The text of the Torah occasionally seems out of order. This week Eitan Cooper, Executive Vice President of The Schechter Institutes, highlights such a discrepancy in Parashat Behar, where Moses receives the laws of the Sabbatical and Jubilee years. Using texts from the Ramban and Benjamin Sommer, Cooper poses a question worthy of serious reflection in our generation.
Watch the video and read the article:
Most of Leviticus contains commandments concerning sacrifice, the rituals pertaining to Priests (Cohanim), and to individual sanctity. As per the first verse of Leviticus all of it is taught to Moshe from inside the Ohel Moed or Mishkan – not from Mt. Sinai. Then, without warning, Parashat Behar starts with the verse “And God spoke to Moshe at Mt. Sinai, saying…”, (Ex 25:1) placing Moshe back on Mt. Sinai – at the locus of revelation found in Exodus Chapters 19-23. Just as curious, the content of Behar – the explanation of the Sabbatical and Jubilee years in Ancient Israel, followed by a long series of blessings and curses, seems to belong more to Deuteronomy than to either Exodus or Leviticus.
Commentators tried to explain it. Ibn Ezra took the view that the Torah is not chronological: “Ein Mukdam U’meuchar B’Torah”. According to him, Moshe received the laws at Mt. Sinai but “saved” the Sabbatical/Jubilee for later in order to address issues of Sanctity of the Land raised in Leviticus. Rashi addressed the contextual issue by asking “What does the Sabbatical year have to do with God speaking with Moshe on Mt. Sinai?” Why are the agricultural Sabbatical and Jubilee commanded here, but not in Deuteronomy? His answer: it is to clarify for us that ALL Mitzvot were given to Moshe at Mt. Sinai, not on the plains of Moab, where Moshe expounds the Law to the new generation entering the land.
Ramban was not fully satisfied with the above explanations. He attributed the lack of consistency in the text to there being two sets of laws given to Moshe before and after he destroyed the 1st set of Tablets. The first covenant between the God and the Israelites took place in chapters 19-31 of Exodus – the first time Moshe goes up Mt. Sinai for 40 days and nights, but after the Golden Calf and the breaking of the tablets, Moshe ascended again for another 40 days and nights and came down with new Tablets – and a second Covenant was established – with a similar, yet slightly DIFFERENT set of laws a new Torah were given.

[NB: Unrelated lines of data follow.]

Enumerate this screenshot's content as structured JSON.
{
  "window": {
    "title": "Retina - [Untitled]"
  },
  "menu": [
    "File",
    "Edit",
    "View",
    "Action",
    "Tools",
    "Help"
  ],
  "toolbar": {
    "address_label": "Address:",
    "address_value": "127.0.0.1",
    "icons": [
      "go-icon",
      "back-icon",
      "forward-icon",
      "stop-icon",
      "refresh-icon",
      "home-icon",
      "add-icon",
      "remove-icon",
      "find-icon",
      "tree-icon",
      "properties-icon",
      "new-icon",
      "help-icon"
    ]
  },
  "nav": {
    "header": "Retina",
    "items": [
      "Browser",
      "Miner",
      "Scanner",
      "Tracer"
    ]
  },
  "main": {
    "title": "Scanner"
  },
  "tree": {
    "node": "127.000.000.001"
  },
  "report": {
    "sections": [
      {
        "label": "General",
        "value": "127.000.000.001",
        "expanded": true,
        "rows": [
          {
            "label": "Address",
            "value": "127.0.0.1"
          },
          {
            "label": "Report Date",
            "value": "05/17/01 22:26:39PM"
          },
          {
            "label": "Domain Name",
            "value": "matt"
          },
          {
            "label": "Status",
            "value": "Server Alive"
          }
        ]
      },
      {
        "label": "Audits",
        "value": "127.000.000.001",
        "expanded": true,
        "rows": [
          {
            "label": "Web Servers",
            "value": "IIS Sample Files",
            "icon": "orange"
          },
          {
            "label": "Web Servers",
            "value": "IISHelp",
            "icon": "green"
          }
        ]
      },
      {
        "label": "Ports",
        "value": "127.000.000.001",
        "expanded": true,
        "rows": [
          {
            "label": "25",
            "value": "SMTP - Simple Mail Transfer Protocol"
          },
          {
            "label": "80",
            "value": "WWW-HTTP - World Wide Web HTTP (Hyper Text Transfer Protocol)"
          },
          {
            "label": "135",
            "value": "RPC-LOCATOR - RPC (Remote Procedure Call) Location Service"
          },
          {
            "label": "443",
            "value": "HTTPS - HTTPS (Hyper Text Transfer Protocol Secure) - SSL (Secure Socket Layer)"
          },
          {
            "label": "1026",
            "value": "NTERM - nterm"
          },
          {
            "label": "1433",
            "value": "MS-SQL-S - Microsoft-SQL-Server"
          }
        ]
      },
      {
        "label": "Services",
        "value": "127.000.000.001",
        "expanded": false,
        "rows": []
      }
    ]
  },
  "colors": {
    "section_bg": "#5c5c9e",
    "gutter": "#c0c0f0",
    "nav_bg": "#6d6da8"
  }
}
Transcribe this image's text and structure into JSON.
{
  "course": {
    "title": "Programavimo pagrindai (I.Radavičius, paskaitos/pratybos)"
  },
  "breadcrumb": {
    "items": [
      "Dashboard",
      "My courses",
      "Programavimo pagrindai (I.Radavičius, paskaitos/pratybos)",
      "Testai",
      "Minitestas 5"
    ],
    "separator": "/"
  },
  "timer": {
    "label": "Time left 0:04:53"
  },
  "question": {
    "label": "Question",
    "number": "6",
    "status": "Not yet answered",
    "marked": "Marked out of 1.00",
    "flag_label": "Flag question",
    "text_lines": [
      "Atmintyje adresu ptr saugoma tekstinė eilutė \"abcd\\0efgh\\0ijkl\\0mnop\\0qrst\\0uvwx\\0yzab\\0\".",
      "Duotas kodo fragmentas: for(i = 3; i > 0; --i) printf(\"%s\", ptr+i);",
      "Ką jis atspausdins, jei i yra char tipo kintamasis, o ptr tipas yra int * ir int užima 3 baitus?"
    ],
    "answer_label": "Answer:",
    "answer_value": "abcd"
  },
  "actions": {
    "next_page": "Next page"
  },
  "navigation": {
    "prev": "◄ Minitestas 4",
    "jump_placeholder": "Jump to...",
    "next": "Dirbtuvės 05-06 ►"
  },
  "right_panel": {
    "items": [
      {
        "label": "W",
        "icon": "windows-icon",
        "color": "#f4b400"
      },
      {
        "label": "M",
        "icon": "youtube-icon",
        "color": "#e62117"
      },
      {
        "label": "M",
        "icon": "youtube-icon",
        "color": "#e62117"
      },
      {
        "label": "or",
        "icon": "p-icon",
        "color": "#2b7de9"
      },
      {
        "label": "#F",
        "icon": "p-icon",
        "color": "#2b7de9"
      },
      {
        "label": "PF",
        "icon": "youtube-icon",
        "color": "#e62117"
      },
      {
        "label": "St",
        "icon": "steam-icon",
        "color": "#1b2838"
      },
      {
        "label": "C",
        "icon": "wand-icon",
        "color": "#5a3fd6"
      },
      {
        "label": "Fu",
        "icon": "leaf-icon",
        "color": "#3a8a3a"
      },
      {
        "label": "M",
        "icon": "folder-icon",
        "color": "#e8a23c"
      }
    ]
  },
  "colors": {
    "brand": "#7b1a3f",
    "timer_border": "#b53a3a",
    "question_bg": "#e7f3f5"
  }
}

This ingenious device would explain the differences between the Sabbatical in Exodus 23 and in Leviticus 25. In Exodus 23, the landowner is commanded leave the land to the poor (evion) and the beast of the field for the Sabbatical year. In Leviticus 25, the fallow land is for the benefit of owner, the owner’s household and to the stranger in the owner’s gates, in equal measure. Both beautiful messages, but offering very different ways for implementing the Sabbatical.

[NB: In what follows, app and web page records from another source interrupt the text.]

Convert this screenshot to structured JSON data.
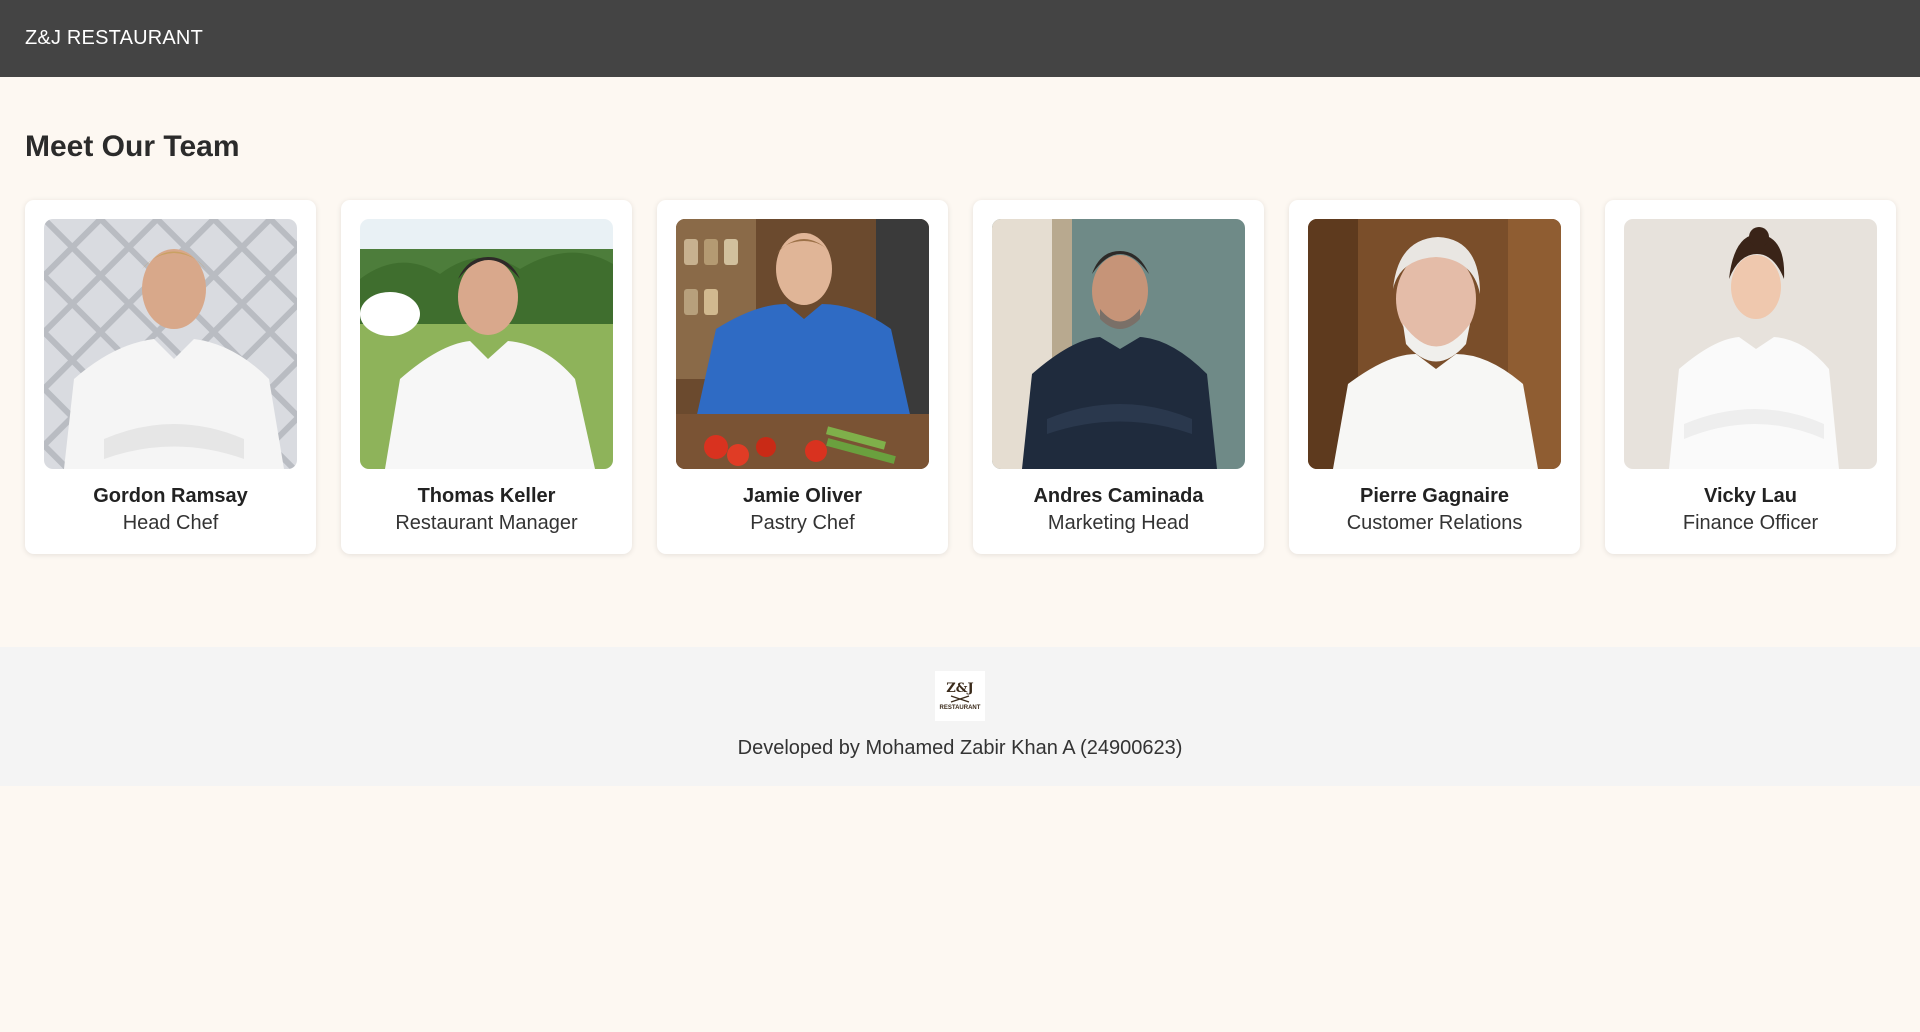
{
  "header": {
    "brand": "Z&J RESTAURANT"
  },
  "main": {
    "title": "Meet Our Team",
    "members": [
      {
        "name": "Gordon Ramsay",
        "role": "Head Chef"
      },
      {
        "name": "Thomas Keller",
        "role": "Restaurant Manager"
      },
      {
        "name": "Jamie Oliver",
        "role": "Pastry Chef"
      },
      {
        "name": "Andres Caminada",
        "role": "Marketing Head"
      },
      {
        "name": "Pierre Gagnaire",
        "role": "Customer Relations"
      },
      {
        "name": "Vicky Lau",
        "role": "Finance Officer"
      }
    ]
  },
  "footer": {
    "logo_text": "Z&J",
    "logo_subtext": "RESTAURANT",
    "credit": "Developed by Mohamed Zabir Khan A (24900623)"
  },
  "colors": {
    "header_bg": "#444444",
    "page_bg": "#fdf8f2",
    "footer_bg": "#f4f4f4"
  }
}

This device solves other textual problems in the Torah. For example, there are two similar, yet slightly different versions of the Ten Commandments. In the Exodus version Shabbat commemorates Creation and in the version of the Ten Commandments in Deuteronomy Shabbat commemorates the Exodus from Egypt. Through this device of “two covenants at Mt. Sinai”, Ramban preserves what Benjamin Sommer calls “the stenographic” model of Revelation in which Moshe received the entire Torah and wrote it down.

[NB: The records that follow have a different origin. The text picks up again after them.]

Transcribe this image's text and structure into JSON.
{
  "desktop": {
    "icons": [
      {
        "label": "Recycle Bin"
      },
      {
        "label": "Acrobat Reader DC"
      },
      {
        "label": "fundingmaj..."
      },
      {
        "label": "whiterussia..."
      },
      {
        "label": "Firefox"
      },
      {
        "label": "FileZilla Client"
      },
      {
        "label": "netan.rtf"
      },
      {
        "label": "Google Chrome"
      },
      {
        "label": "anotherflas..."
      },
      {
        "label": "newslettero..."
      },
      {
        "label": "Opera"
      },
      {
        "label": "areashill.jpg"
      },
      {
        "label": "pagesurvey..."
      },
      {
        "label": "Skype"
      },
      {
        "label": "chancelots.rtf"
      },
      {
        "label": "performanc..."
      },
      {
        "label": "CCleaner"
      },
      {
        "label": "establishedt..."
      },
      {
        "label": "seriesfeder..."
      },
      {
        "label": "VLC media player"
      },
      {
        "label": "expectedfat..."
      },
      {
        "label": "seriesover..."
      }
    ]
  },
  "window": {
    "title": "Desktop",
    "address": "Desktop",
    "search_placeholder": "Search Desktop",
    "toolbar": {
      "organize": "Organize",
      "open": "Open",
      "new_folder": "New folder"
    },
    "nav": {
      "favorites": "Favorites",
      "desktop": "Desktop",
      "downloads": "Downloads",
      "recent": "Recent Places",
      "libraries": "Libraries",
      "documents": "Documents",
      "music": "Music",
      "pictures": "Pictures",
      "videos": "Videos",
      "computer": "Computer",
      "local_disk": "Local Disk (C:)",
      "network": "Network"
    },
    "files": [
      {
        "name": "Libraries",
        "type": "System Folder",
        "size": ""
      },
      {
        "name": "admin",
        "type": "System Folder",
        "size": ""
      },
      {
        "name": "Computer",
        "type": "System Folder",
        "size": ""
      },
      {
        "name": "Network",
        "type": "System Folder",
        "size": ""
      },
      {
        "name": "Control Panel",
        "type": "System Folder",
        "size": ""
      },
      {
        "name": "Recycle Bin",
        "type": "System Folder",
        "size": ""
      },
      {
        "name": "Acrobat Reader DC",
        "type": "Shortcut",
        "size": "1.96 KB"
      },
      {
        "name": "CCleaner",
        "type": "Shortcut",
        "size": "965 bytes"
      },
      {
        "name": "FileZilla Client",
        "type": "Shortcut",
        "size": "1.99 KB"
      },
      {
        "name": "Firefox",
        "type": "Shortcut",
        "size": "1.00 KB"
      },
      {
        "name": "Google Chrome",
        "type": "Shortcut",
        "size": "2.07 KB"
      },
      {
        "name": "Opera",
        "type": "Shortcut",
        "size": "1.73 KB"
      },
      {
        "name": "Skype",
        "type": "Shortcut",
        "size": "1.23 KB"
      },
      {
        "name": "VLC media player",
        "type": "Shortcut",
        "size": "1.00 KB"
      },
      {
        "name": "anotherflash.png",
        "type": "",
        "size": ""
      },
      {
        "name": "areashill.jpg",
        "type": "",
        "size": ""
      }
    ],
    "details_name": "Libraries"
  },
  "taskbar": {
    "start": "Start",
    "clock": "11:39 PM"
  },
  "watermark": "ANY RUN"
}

Modern critical scholarship is based, according to Sommer, on a “participatory” model of Revelation found in the theologies of Rosensweig, Heschel as well as some Hassidic masters. According to the participatory model, what we can actually know about revelation at Mt. Sinai is minimal, and the so-called written Torah contains a diversity of views of great teachers recorded in different periods of ancient Israel. An unnamed teacher compiled these views of revelation into one book, and rather than using the names of these sages, attributed their diverse perspectives to one great teacher, Moses, giving Torah greater authority.
The discovery of a multiplicity of voices in Torah, rather than just one, endows it with its unique theological power and ethical clarity, and at the same time provides the model for understanding ALL subsequent Torah scholarship, which consists of discussion and dispute across generations. If we can accept this as “Torat Emet”, can we teach our children to live with the lack of unity concerning the source? It is a question worthy of serious reflection in our generation!
Shavua Tov From Schechter!
**Beginning immediately after Pesach and until August, Parashat Hashavua in the Diaspora is one week ‘behind’ the Parasha in Israel. Shavua Tov@Schechter will follow the Diaspora schedule.
Eitan Cooper is the Executive Vice President of The Schechter Institutes. Since coming to Schechter in 2000, he has served in various capacities, including TALI Outreach Coordinator and Vice President for Development. Mr. Cooper holds a BA from the University of Chicago and an MA from the Hebrew University. He is a graduate of the Mandel School for Educational Leadership and a licensed Israeli tour guide.
Eitan and Anita Cooper made Aliya from the United States in 1983, and are proud parents and grandparents to their growing Israeli family.